━━━ Data section

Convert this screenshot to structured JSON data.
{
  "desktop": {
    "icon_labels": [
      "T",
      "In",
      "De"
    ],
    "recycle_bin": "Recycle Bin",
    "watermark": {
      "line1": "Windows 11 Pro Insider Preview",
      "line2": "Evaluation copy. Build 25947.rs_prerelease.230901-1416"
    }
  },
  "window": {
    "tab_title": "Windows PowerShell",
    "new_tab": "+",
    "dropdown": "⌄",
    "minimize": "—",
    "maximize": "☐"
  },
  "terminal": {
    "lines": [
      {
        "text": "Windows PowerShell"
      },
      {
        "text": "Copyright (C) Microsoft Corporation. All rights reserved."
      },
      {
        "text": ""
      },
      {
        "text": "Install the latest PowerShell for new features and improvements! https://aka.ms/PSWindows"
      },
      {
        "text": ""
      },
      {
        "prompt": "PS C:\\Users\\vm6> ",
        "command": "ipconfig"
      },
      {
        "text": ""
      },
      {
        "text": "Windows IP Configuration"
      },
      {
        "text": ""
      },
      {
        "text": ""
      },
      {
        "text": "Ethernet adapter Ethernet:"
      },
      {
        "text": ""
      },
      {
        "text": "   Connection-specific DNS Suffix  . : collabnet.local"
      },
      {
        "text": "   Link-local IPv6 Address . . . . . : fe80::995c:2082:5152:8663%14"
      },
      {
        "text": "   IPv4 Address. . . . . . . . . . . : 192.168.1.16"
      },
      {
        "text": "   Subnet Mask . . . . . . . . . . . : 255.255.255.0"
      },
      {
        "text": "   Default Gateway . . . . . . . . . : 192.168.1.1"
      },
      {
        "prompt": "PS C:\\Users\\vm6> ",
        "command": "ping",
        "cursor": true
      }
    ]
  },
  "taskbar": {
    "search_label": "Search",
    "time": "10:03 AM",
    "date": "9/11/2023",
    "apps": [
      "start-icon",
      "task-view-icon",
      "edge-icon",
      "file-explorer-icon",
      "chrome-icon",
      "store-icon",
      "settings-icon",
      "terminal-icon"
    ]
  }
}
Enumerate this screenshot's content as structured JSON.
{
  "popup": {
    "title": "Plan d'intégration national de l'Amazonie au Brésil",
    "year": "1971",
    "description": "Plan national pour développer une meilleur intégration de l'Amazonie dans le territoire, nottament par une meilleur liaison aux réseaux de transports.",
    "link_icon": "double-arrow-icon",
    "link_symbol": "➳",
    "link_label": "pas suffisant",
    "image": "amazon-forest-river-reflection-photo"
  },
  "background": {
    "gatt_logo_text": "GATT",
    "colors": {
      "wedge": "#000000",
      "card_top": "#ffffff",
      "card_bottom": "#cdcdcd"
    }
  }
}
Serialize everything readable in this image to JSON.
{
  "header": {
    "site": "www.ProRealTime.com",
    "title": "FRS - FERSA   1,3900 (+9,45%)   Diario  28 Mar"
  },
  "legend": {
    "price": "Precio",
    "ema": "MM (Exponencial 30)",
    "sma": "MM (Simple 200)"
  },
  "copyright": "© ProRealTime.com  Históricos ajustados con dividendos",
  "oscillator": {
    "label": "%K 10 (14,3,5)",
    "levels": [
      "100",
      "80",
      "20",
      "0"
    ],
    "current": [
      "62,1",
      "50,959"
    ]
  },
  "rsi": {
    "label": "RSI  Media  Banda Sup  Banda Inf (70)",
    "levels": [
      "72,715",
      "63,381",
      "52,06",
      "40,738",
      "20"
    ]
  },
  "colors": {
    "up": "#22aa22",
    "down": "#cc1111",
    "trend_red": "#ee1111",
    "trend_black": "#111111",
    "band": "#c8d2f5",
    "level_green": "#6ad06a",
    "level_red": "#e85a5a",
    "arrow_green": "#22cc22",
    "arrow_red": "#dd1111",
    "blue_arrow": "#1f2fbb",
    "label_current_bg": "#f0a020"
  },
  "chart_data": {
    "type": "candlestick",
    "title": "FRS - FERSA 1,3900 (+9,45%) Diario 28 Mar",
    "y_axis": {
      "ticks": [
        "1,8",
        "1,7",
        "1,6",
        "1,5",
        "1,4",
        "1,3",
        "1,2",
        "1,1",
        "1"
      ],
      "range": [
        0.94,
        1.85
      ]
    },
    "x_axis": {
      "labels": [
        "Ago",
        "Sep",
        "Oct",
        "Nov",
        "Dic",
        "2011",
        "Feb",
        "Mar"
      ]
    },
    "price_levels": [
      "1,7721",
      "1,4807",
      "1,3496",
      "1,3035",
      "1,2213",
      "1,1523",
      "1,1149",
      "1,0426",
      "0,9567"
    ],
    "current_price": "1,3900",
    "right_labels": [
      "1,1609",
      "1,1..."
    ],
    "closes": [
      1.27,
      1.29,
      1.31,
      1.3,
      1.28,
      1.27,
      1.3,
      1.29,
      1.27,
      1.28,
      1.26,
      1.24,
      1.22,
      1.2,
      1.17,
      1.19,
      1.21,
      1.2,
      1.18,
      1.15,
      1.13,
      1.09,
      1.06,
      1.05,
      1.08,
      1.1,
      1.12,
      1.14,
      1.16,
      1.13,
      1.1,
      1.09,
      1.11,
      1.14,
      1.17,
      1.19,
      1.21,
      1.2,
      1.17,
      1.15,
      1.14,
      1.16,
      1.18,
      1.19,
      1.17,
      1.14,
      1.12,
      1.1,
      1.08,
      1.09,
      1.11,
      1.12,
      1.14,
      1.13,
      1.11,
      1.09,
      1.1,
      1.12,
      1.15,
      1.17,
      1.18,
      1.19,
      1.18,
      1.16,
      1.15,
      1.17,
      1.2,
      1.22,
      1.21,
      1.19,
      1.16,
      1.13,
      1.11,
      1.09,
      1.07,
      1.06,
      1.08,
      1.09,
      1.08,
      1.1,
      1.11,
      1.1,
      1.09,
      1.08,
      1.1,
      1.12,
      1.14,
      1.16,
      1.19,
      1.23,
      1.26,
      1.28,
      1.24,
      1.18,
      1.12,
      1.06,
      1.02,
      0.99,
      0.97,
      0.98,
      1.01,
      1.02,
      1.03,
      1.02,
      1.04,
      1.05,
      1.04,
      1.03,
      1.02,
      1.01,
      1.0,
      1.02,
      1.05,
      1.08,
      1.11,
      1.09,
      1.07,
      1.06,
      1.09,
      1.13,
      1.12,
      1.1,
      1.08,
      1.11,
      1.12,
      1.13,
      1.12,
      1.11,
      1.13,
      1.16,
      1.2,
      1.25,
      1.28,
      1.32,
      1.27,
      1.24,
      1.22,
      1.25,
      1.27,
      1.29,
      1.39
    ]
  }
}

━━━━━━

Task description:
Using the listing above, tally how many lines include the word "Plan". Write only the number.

Solved problem:
2